Tourism manages PCR tests for Canadian travelers stranded in the DR
The PCR tests required for some 240 Canadian tourists to board a plane back to their country were managed by their tour operators, in cooperation with the Ministry of Tourism ( Mitur ), managing to take a flight back last Saturday.
Andrés Marranzini, Executive Vice President of the Association of Hotels and Tourism of the Dominican Republic ( Asonahores ), explained that some of those passengers were independent travelers who went to have a laboratory test that was not PCR, so the airline rejected. Others traveling with tour operators would not receive the results within the 72 hours required by the Canadian government, from January 7.
Stranded tourists would board flights from the Punta Cana Airport, the Gregorio Luperón Airport in Puerto Plata, and the Samaná – El Catey International Airport, which directly trips to Canada. In the case of Puerto Plata, there is only one laboratory that performs PCR tests.
It is expected that this Monday, 16 people in the same situation will be able to return home: five who came with packages from tour operators and 11 independent travelers.
Marranzini explained that the Canadian Embassy has been supporting those efforts.
The United States joined the countries that will request analysis to enter their territory as of January 26; these may be PCR or antigens.
Last Sunday, passengers boarded their flights without significant problems, mainly to the United States and Puerto Rico from the Americas’ International Airport ( AILA ). According to Diario Libre, several of them heading to Puerto Rico said the test had not been required.
Some Latin American countries that request COVID-19 tests are Argentina, Chile, Costa Rica, Ecuador, Jamaica, Bolivia, Ecuador, Nicaragua, Panama, Paraguay, Peru, Puerto Rico, Uruguay, Brazil, and Colombia.
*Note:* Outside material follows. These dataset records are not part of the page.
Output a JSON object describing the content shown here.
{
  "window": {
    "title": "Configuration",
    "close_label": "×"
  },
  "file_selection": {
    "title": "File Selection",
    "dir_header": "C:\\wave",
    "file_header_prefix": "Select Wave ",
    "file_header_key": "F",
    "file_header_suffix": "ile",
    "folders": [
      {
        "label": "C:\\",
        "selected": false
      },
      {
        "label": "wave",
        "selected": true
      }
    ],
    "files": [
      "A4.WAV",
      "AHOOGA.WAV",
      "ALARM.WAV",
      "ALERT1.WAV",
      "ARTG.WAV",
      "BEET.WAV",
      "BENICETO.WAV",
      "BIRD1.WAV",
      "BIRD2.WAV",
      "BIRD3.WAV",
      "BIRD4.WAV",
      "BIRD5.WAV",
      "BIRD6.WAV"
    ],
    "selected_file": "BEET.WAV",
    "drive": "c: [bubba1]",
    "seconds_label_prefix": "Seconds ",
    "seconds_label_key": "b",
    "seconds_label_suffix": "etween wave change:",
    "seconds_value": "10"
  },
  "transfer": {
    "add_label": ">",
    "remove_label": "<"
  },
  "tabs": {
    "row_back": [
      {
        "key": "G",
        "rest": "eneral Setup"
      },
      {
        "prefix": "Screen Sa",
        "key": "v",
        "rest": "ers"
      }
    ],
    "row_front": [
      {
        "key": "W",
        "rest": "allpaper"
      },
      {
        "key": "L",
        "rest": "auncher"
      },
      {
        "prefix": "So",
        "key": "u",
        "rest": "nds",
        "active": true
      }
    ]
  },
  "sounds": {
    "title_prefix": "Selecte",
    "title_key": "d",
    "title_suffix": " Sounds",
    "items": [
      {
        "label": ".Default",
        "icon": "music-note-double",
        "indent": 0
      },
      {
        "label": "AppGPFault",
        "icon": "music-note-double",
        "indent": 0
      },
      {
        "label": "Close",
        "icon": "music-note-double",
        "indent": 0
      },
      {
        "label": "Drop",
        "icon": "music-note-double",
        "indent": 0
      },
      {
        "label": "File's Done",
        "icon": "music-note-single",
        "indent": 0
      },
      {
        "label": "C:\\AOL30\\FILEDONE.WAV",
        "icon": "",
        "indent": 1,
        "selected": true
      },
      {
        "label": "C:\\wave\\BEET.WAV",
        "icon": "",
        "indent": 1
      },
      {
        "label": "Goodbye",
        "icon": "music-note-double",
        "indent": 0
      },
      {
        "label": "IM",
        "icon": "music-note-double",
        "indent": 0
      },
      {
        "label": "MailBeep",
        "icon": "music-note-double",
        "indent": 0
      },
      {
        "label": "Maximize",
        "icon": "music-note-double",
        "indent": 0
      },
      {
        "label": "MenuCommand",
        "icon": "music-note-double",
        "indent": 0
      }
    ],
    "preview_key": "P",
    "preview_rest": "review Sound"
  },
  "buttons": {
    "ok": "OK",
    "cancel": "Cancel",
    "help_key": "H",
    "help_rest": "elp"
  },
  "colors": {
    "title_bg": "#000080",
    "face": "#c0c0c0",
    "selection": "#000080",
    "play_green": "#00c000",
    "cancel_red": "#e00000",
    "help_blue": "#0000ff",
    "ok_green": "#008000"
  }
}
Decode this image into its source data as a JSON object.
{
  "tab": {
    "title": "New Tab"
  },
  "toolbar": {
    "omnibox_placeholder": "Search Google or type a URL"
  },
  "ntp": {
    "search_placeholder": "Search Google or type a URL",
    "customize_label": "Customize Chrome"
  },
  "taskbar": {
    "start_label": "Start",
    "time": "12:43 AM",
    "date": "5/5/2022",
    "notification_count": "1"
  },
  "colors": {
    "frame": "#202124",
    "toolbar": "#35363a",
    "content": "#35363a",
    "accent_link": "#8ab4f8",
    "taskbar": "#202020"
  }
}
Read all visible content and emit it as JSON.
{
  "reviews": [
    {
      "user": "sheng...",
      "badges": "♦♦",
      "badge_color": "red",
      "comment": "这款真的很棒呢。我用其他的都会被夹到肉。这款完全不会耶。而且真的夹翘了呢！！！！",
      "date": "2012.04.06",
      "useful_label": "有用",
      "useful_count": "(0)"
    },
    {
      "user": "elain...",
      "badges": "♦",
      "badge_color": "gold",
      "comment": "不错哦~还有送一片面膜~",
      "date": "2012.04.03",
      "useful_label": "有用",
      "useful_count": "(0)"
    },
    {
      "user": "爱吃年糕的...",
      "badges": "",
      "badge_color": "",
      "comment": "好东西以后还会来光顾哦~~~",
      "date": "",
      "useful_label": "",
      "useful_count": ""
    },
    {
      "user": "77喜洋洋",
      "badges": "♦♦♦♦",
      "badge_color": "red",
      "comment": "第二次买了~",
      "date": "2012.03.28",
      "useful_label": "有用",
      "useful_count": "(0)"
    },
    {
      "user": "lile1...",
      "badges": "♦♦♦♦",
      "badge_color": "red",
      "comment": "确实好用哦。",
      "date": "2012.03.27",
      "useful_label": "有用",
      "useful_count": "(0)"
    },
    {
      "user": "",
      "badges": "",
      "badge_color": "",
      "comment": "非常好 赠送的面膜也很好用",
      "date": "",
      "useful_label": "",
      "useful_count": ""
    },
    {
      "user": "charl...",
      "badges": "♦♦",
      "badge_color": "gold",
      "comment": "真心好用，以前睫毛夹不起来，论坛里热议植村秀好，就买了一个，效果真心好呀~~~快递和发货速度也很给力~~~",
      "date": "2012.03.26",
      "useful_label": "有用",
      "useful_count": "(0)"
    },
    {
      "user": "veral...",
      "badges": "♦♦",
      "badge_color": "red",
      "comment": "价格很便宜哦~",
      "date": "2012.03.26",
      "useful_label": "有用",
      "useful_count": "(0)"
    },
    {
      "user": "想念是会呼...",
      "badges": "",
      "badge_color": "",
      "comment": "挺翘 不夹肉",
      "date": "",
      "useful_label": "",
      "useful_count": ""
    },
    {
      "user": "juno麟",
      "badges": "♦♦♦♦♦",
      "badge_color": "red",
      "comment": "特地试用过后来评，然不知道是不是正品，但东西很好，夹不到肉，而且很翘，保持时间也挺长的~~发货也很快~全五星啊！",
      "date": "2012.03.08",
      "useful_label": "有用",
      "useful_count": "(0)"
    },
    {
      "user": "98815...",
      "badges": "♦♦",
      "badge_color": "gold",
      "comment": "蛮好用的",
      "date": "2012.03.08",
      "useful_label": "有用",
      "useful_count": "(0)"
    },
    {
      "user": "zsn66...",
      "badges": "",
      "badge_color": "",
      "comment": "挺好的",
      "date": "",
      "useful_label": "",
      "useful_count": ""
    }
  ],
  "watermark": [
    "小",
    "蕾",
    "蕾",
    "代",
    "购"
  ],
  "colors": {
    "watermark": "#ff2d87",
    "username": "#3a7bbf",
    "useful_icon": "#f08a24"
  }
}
For its part, Cuba limited the number of flights allowed from the Dominican Republic, the United States, Panama, Mexico, the Bahamas, and Haiti.
The maximum time that the test can be accepted before arrival ranges from 24 hours to 10 days. Some nations only ask high-risk patients for tests, and others offer the alternative of a 14-day quarantine after arrival for those who do not have the results.
In that sense, David Collado, Minister of Tourism, reported in a tweet that this Monday, they will announce a joint plan with the Ministry of Public Health and companies in the tourism sector to respond to the demand for tests that the United States will implement.